This has been the best experience ever, and yet we can’t wait for it to be over. Unlike any other situation I know, these two things do not seem to cancel each other out. We chat about how you wouldn’t enjoy yourself if you were just plonked here for an hour. It would make the worst fairground simulator ride ever, bouncing from side to side with not a lot to see. There is something about the meaning, achievement and purpose of it all that is making us squeeze hands and smile like this. The journey holds new adventure right before you, and turns mere water and air into a sensory spectacular. While Rich is looking the other way I see the long black back and small curved fin of a pilot whale, and am awed and relieved – I have my own whale now.

The wind picks up even more, and Rich asks me if the dark patch up ahead is land. I tell him no (idiot), that’s far too big. That’s a cloud. Land doesn’t look like that.
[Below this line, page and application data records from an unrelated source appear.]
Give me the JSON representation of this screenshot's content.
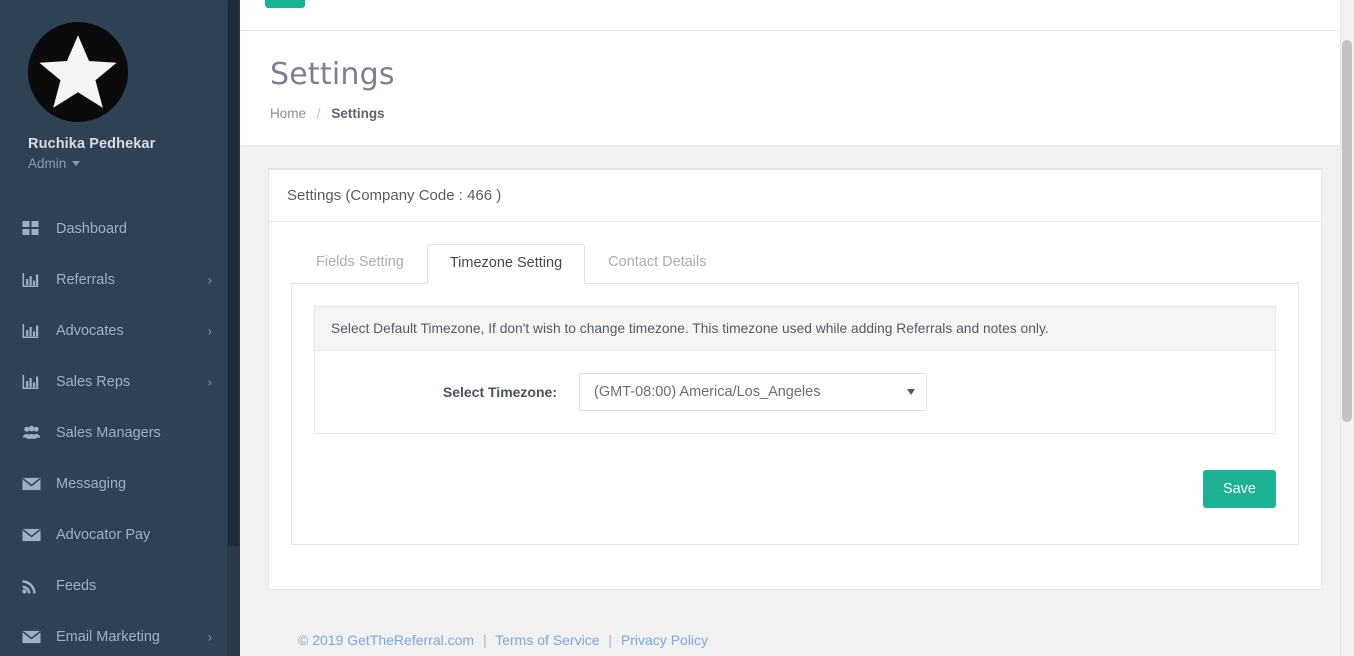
{
  "sidebar": {
    "profile": {
      "name": "Ruchika Pedhekar",
      "role": "Admin",
      "avatar_icon": "star-avatar-icon"
    },
    "items": [
      {
        "label": "Dashboard",
        "icon": "grid-icon",
        "chevron": "",
        "has_chevron": false
      },
      {
        "label": "Referrals",
        "icon": "bar-chart-icon",
        "chevron": "›",
        "has_chevron": true
      },
      {
        "label": "Advocates",
        "icon": "bar-chart-icon",
        "chevron": "›",
        "has_chevron": true
      },
      {
        "label": "Sales Reps",
        "icon": "bar-chart-icon",
        "chevron": "›",
        "has_chevron": true
      },
      {
        "label": "Sales Managers",
        "icon": "users-icon",
        "chevron": "",
        "has_chevron": false
      },
      {
        "label": "Messaging",
        "icon": "envelope-icon",
        "chevron": "",
        "has_chevron": false
      },
      {
        "label": "Advocator Pay",
        "icon": "envelope-icon",
        "chevron": "",
        "has_chevron": false
      },
      {
        "label": "Feeds",
        "icon": "rss-icon",
        "chevron": "",
        "has_chevron": false
      },
      {
        "label": "Email Marketing",
        "icon": "envelope-icon",
        "chevron": "›",
        "has_chevron": true
      }
    ]
  },
  "topbar": {
    "user_icon": "user-avatar-icon",
    "notification_icon": "bell-icon"
  },
  "pagehead": {
    "title": "Settings",
    "breadcrumb": {
      "home": "Home",
      "separator": "/",
      "current": "Settings"
    }
  },
  "card": {
    "header": "Settings (Company Code : 466 )",
    "tabs": [
      {
        "label": "Fields Setting",
        "active": false
      },
      {
        "label": "Timezone Setting",
        "active": true
      },
      {
        "label": "Contact Details",
        "active": false
      }
    ],
    "alert": "Select Default Timezone, If don't wish to change timezone. This timezone used while adding Referrals and notes only.",
    "form": {
      "timezone_label": "Select Timezone:",
      "timezone_value": "(GMT-08:00) America/Los_Angeles",
      "timezone_options": [
        "(GMT-08:00) America/Los_Angeles"
      ]
    },
    "save_label": "Save"
  },
  "footer": {
    "copyright": "© 2019 GetTheReferral.com",
    "sep1": "|",
    "terms": "Terms of Service",
    "sep2": "|",
    "privacy": "Privacy Policy"
  },
  "colors": {
    "sidebar_bg": "#2f4154",
    "accent_green": "#1cb394",
    "page_bg": "#f1f1f1",
    "link_blue": "#7fa8e0"
  }
}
Oh, hang on… maybe…


…yeah, okay

It turns out that Spain looks like that. As we get closer the wind behind us, the waves and the countryside all go super sized. We scandalise our main (dropping the highest point of the gaff down towards the boom to reduce the sail size), which is a neat slowing-down trick that gaff rigs can do, and which avoids the need for another reef. We still speed along, but we’re down to a more palatable 6 or 7 knots from the 9 Gwen was hitting a moment ago. Spain looms, wearing fluffy clouds that pour over magnificent cliffs and smelling of warm pines. We turn, steer awkwardly upwind to Cedeira and drop the anchor among a few other sailboats in a high forested cove leading to an orange-roofed town. I didn’t know Spain would look like this.

It hits me that I know very little about Spain. Tomato throwing, Fast Show sketches, animal cruelty. Shit. Well, I guess it’s probably time to find out a bit more. We get Fanny off the deck and go ashore.


Cedeira. A town where children’s events go on past midnight and they serve them ice cream in bars.


Gwen, Rich, me, Fanny (around)


Ria view


Greenery’s always nice after a long trip in the blue


This way to the next place


Next blog post teaser: We move in to a cave with “Jason Bourne” scratched on the wall